The growing use of autonomous technology would almost certainly have an effect on the labor market. Companies and governments are considering upskilling or reskilling current employees to handle the deployment of new technology while avoiding job displacement, from drone pilots to warehouse operators. By 2030, 14 percent of the global workforce – 375 million jobs – will be forced to change occupations due to job displacement induced by automation and developments in AI, according to 2018 projections.
Other figures suggest that new technology-related job growth will actually compensate for those who are displaced. Although robotics and AI are projected to replace 75 million jobs by 2022, projections indicate that 133 million new jobs will be developed.
Ultra-Fast mobile connectivity and trade
5g can make trade transactions smoother and easier with speech recognition, automatic interpretation and real time shipping updates. 5G, the next generation of wireless networks, is marked by large machine-type networking, increased mobile broadband, high reliability, and low latency. Peak download speeds of up to 20 gigabits per second are anticipated. The rollout of 5G will facilitate trade, especially in the services sector. The new 4G network supports access to internet services ranging from e-commerce to e-payment, videoconference, and online education. Figure 7 shows the significant increase in app use in the United States during the pandemic, with videoconferencing apps seeing the most development.
Blockchain can modernize customs procedures and certification, Along with intellectual property and supply chain traceability.
These revolutionary technologies are collectively known as TradeTech. TradeTech can make trade more efficient and equitable. However, the technologies need to be applied carefully, To ensure they work for all companies, regardless of their size and location, The World Economic Forum's global survey tried to describe how companies use technology in trade and to predict which developments will have the greatest effect on global trade in the future. The survey results are based on 340 responses from companies of various sizes and industries from around the world. Both respondents worked for businesses that are currently involved in international trade operations.

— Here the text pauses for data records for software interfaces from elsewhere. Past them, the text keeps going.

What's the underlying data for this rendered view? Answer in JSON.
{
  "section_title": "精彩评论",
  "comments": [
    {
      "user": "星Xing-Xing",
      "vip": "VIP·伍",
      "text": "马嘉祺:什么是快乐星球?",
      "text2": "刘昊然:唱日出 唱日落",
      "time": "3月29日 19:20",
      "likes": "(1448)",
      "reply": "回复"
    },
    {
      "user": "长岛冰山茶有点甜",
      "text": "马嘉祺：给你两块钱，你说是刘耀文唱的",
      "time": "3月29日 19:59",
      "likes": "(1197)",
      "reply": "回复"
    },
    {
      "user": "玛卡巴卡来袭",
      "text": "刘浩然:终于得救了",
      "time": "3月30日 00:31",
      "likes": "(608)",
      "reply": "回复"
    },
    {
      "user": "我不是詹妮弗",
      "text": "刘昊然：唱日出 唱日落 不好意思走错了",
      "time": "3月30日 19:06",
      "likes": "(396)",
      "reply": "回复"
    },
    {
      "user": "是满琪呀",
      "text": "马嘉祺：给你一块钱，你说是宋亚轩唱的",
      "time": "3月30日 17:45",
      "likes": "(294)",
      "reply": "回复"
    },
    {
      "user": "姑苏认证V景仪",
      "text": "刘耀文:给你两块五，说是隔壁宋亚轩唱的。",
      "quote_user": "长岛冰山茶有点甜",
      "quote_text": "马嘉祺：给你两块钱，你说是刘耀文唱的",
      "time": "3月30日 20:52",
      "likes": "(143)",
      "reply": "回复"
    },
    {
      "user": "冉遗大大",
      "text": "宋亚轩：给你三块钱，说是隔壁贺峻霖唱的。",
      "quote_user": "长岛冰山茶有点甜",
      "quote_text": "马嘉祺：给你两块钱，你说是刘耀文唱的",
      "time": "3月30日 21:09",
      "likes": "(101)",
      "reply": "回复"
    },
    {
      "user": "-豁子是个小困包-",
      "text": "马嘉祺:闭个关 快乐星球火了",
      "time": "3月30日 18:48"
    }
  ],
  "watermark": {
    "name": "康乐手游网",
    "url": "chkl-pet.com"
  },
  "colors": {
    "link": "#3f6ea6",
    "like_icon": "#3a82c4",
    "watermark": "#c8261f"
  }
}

According to the survey findings, the most transformative innovations are IoT, digital payment, e-commerce platforms, and cloud computing.
Tech Trade of World Economics Forum